The work that Benjamin died protecting was the Arcades Project. It was to be his magnus opus, intended by the author to illuminate the contradictions of modern city life. But it was never finished.

To Benjamin, the subject of the work, the arcades of Paris, were relics of a past social order, where consumerism ruled. The arcades were a precursor to the modern mall, lined with all sorts of shops, cafes and other establishments where visitors could buy into the good life. The area between these two lines of businesses was covered with glass and metal roofs, much like a conservatory: it gave visitors the high street feel in an intimate, sheltered and well-lit setting. You can still find examples of such places in modern London in the Burlington and Piccadilly arcades, both off Piccadilly.

Such arcades proved hugely popular, spreading across Europe’s capitals as the 19th century progressed. By Benjamin’s time, though, his type of shopping area was losing custom to the fancy department stores, and in Paris many of them had been obliterated in Haussmann’s city reforms of the 1850s and ‘60s. Whereas Parisians could once visit 300 arcades, now only 30 remain.

Through his research Benjamin started to see the arcades as representative of a pivotal moment in social history: the point when society became focused on consumption over production. Buying the latest fad product was just an opium, he thought, dulling senses to the true nature of the world. By bringing light to this, he hoped to wake people up from the consumerism of the 19th Century and bring forth some kind of socialist utopia.


He also warned that this shiny veneer of progress was hiding the true state of things. Instead, he revered crusty old cities like contemporary Marseilles and Moscow, where social life was more honest. In this way, Benjamin contributed to the intellectual movement focused on stripping away the excess of revivalism, standing alongside architects such as Le Corbusier. 

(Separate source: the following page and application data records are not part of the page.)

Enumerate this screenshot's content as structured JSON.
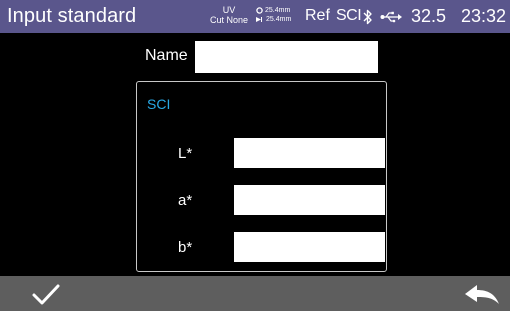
{
  "status_bar": {
    "title": "Input standard",
    "uv_line1": "UV",
    "uv_line2": "Cut None",
    "aperture_measure": "25.4mm",
    "aperture_light": "25.4mm",
    "mode": "Ref",
    "spec": "SCI",
    "temperature": "32.5",
    "time": "23:32",
    "icons": [
      "bluetooth-icon",
      "usb-icon"
    ]
  },
  "form": {
    "name_label": "Name",
    "name_value": "",
    "section_title": "SCI",
    "fields": [
      {
        "label": "L*",
        "value": ""
      },
      {
        "label": "a*",
        "value": ""
      },
      {
        "label": "b*",
        "value": ""
      }
    ]
  },
  "bottom_bar": {
    "icons": [
      "confirm-check-icon",
      "back-arrow-icon"
    ]
  },
  "colors": {
    "status_bar_bg": "#5a568c",
    "bottom_bar_bg": "#5e5e5e",
    "section_title": "#28a9e6",
    "background": "#000000"
  }
}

Through his newspaper essays throughout the first half of the 20th Century, Benjamin also became one of the first thinkers to focus on urban isolation. His suggestion that we can be most alone when among such a dense mass of other people is something many in modern cities would sympathise with. His work wasn’t all doom and gloom, however, as he saw cities as our salvation, too: laboratories from where society’s problems can be worked out.

It was 2000 before an English translation of the unfinished the Arcades Project was published, but by then the work had already had a significant impact. Just as he stood on the shoulders of giants such as Baudelaire and the Surrealists, modern thinkers have drawn on his work. Benjamin's concerns about common architectural forms can be seen to inspire modern architects such as Laurie Hawkinson, Steven Holl, Tod Williams and Billie Tsien.

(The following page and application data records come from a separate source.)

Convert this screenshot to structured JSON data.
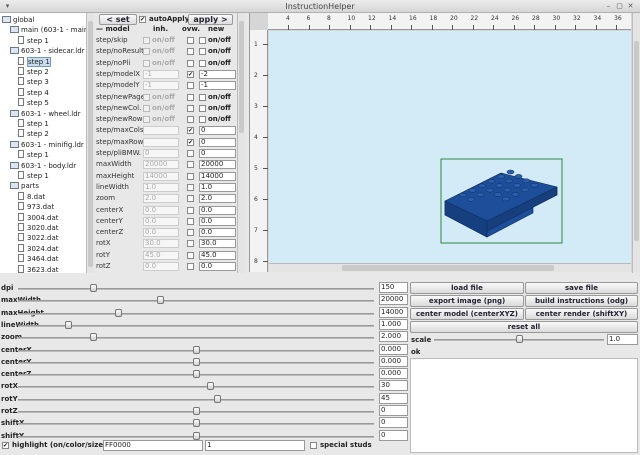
{
  "window": {
    "title": "InstructionHelper"
  },
  "tree": {
    "items": [
      {
        "label": "global",
        "kind": "folder",
        "indent": 0,
        "selected": false
      },
      {
        "label": "main (603-1 - main",
        "kind": "folder",
        "indent": 1,
        "selected": false
      },
      {
        "label": "step 1",
        "kind": "leaf",
        "indent": 2,
        "selected": false
      },
      {
        "label": "603-1 - sidecar.ldr",
        "kind": "folder",
        "indent": 1,
        "selected": false
      },
      {
        "label": "step 1",
        "kind": "leaf",
        "indent": 2,
        "selected": true
      },
      {
        "label": "step 2",
        "kind": "leaf",
        "indent": 2,
        "selected": false
      },
      {
        "label": "step 3",
        "kind": "leaf",
        "indent": 2,
        "selected": false
      },
      {
        "label": "step 4",
        "kind": "leaf",
        "indent": 2,
        "selected": false
      },
      {
        "label": "step 5",
        "kind": "leaf",
        "indent": 2,
        "selected": false
      },
      {
        "label": "603-1 - wheel.ldr",
        "kind": "folder",
        "indent": 1,
        "selected": false
      },
      {
        "label": "step 1",
        "kind": "leaf",
        "indent": 2,
        "selected": false
      },
      {
        "label": "step 2",
        "kind": "leaf",
        "indent": 2,
        "selected": false
      },
      {
        "label": "603-1 - minifig.ldr",
        "kind": "folder",
        "indent": 1,
        "selected": false
      },
      {
        "label": "step 1",
        "kind": "leaf",
        "indent": 2,
        "selected": false
      },
      {
        "label": "603-1 - body.ldr",
        "kind": "folder",
        "indent": 1,
        "selected": false
      },
      {
        "label": "step 1",
        "kind": "leaf",
        "indent": 2,
        "selected": false
      },
      {
        "label": "parts",
        "kind": "folder",
        "indent": 1,
        "selected": false
      },
      {
        "label": "8.dat",
        "kind": "leaf",
        "indent": 2,
        "selected": false
      },
      {
        "label": "973.dat",
        "kind": "leaf",
        "indent": 2,
        "selected": false
      },
      {
        "label": "3004.dat",
        "kind": "leaf",
        "indent": 2,
        "selected": false
      },
      {
        "label": "3020.dat",
        "kind": "leaf",
        "indent": 2,
        "selected": false
      },
      {
        "label": "3022.dat",
        "kind": "leaf",
        "indent": 2,
        "selected": false
      },
      {
        "label": "3024.dat",
        "kind": "leaf",
        "indent": 2,
        "selected": false
      },
      {
        "label": "3464.dat",
        "kind": "leaf",
        "indent": 2,
        "selected": false
      },
      {
        "label": "3623.dat",
        "kind": "leaf",
        "indent": 2,
        "selected": false
      }
    ]
  },
  "toolbar": {
    "set_label": "< set",
    "autoapply_label": "autoApply",
    "autoapply_checked": true,
    "apply_label": "apply >"
  },
  "params": {
    "headers": {
      "model": "model",
      "inh": "inh.",
      "ovw": "ovw.",
      "new": "new"
    },
    "onoff_label": "on/off",
    "rows": [
      {
        "name": "step/skip",
        "type": "bool",
        "ovw": false
      },
      {
        "name": "step/noResult",
        "type": "bool",
        "ovw": false
      },
      {
        "name": "step/noPli",
        "type": "bool",
        "ovw": false
      },
      {
        "name": "step/modelX",
        "type": "value",
        "inh": "-1",
        "ovw": true,
        "new": "-2"
      },
      {
        "name": "step/modelY",
        "type": "value",
        "inh": "-1",
        "ovw": false,
        "new": "-1"
      },
      {
        "name": "step/newPage",
        "type": "bool",
        "ovw": false
      },
      {
        "name": "step/newCol.",
        "type": "bool",
        "ovw": false
      },
      {
        "name": "step/newRow",
        "type": "bool",
        "ovw": false
      },
      {
        "name": "step/maxCols.",
        "type": "value",
        "inh": "",
        "ovw": true,
        "new": "0"
      },
      {
        "name": "step/maxRows",
        "type": "value",
        "inh": "",
        "ovw": true,
        "new": "0"
      },
      {
        "name": "step/pliBMW.",
        "type": "value",
        "inh": "0",
        "ovw": false,
        "new": "0"
      },
      {
        "name": "maxWidth",
        "type": "value",
        "inh": "20000",
        "ovw": false,
        "new": "20000"
      },
      {
        "name": "maxHeight",
        "type": "value",
        "inh": "14000",
        "ovw": false,
        "new": "14000"
      },
      {
        "name": "lineWidth",
        "type": "value",
        "inh": "1.0",
        "ovw": false,
        "new": "1.0"
      },
      {
        "name": "zoom",
        "type": "value",
        "inh": "2.0",
        "ovw": false,
        "new": "2.0"
      },
      {
        "name": "centerX",
        "type": "value",
        "inh": "0.0",
        "ovw": false,
        "new": "0.0"
      },
      {
        "name": "centerY",
        "type": "value",
        "inh": "0.0",
        "ovw": false,
        "new": "0.0"
      },
      {
        "name": "centerZ",
        "type": "value",
        "inh": "0.0",
        "ovw": false,
        "new": "0.0"
      },
      {
        "name": "rotX",
        "type": "value",
        "inh": "30.0",
        "ovw": false,
        "new": "30.0"
      },
      {
        "name": "rotY",
        "type": "value",
        "inh": "45.0",
        "ovw": false,
        "new": "45.0"
      },
      {
        "name": "rotZ",
        "type": "value",
        "inh": "0.0",
        "ovw": false,
        "new": "0.0"
      }
    ]
  },
  "viewer": {
    "background": "#d2ebf6",
    "brick_color": "#1d4e99",
    "top_ruler": [
      "4",
      "6",
      "8",
      "10",
      "12",
      "14",
      "16",
      "18",
      "20",
      "22",
      "24",
      "26",
      "28",
      "30",
      "32",
      "34",
      "36"
    ],
    "left_ruler": [
      "1",
      "2",
      "3",
      "4",
      "5",
      "6",
      "7",
      "8"
    ]
  },
  "sliders": [
    {
      "label": "dpi",
      "value": "150",
      "fraction": 0.21
    },
    {
      "label": "maxWidth",
      "value": "20000",
      "fraction": 0.4
    },
    {
      "label": "maxHeight",
      "value": "14000",
      "fraction": 0.28
    },
    {
      "label": "lineWidth",
      "value": "1.000",
      "fraction": 0.14
    },
    {
      "label": "zoom",
      "value": "2.000",
      "fraction": 0.21
    },
    {
      "label": "centerX",
      "value": "0.000",
      "fraction": 0.5
    },
    {
      "label": "centerY",
      "value": "0.000",
      "fraction": 0.5
    },
    {
      "label": "centerZ",
      "value": "0.000",
      "fraction": 0.5
    },
    {
      "label": "rotX",
      "value": "30",
      "fraction": 0.54
    },
    {
      "label": "rotY",
      "value": "45",
      "fraction": 0.56
    },
    {
      "label": "rotZ",
      "value": "0",
      "fraction": 0.5
    },
    {
      "label": "shiftX",
      "value": "0",
      "fraction": 0.5
    },
    {
      "label": "shiftY",
      "value": "0",
      "fraction": 0.5
    }
  ],
  "highlight": {
    "label": "highlight (on/color/size)",
    "checked": true,
    "color_value": "FF0000",
    "size_value": "1",
    "special_studs_label": "special studs",
    "special_studs_checked": false
  },
  "actions": {
    "load_file": "load file",
    "save_file": "save file",
    "export_image": "export image (png)",
    "build_instructions": "build instructions (odg)",
    "center_model": "center model (centerXYZ)",
    "center_render": "center render (shiftXY)",
    "reset_all": "reset all"
  },
  "scale": {
    "label": "scale",
    "value": "1.0",
    "fraction": 0.5
  },
  "status": {
    "text": "ok"
  }
}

The city of Paris itself was as much a part of the Arcade Project’s inspiration for Benjamin as was his intellectual predecessors. In his letters he repeats that it felt “more like home” than Berlin, and his days were spent marvelling at how the old and the modern exist together on the Parisian streets.

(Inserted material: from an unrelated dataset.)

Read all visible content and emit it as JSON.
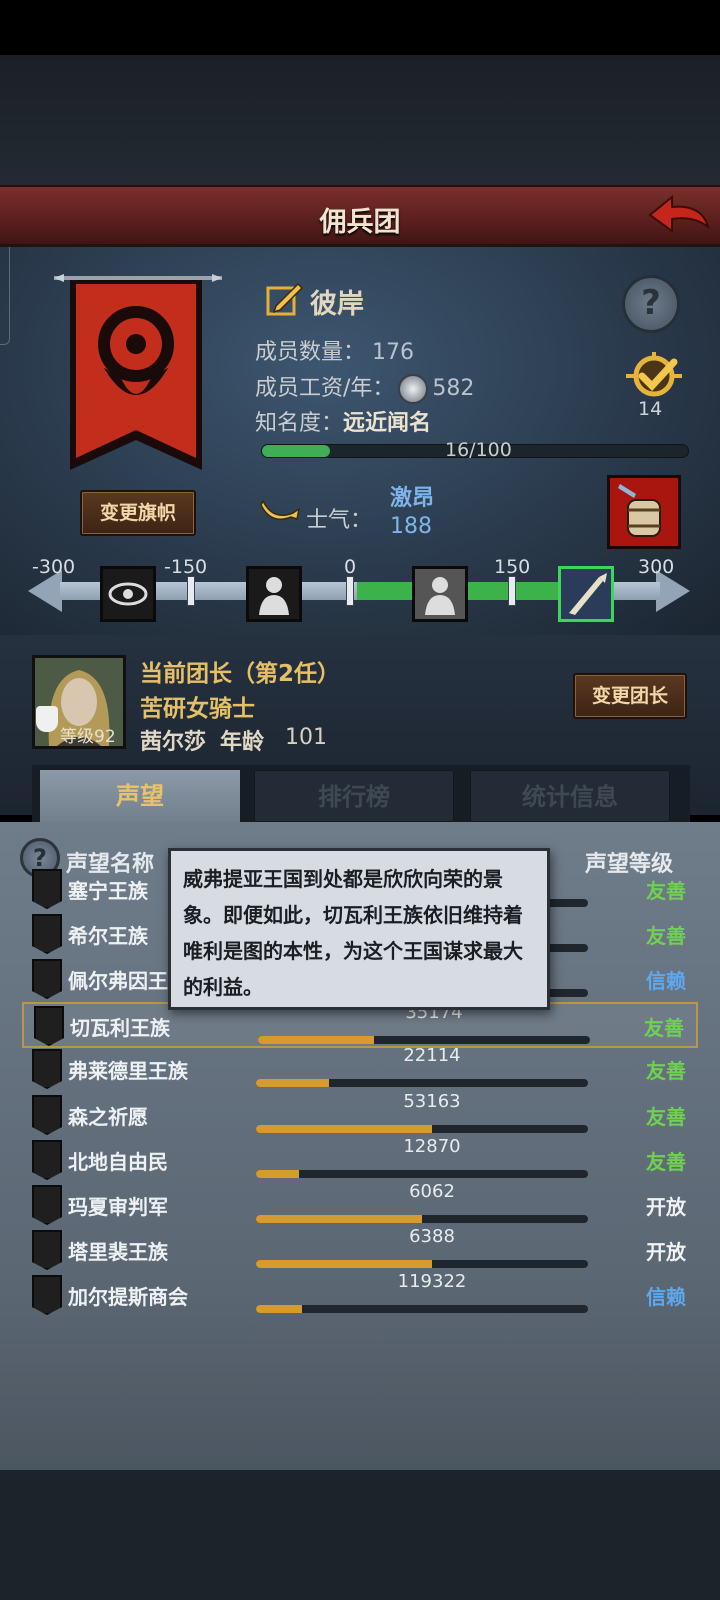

How groundbreaking the Arcades Project really was is hard to say. The fact it wasn’t finished certainly scuppered Benjamin’s plans to wake society up from its consumerist slumber, but that doesn’t make the work inconsequential. His fairytale of steel and glass is as much about the relationship between its author and Paris as it is a theoretical work. By putting the city as the main subject in human’s social history he laid the groundwork for future generations of thinkers.

Benjamin was lost to the tragic tide of the 20th century history, and his death marked the end of the project which could have changed the way we think of the urban landscape. Even if you shy away from the grandiose or don’t buy into his promises of socialist utopia, reading the work can still offer some eclectic factoids about 19th century France. At any rate, it must be acknowledged that the man gave his life to the betterment of society and the cities in which we live.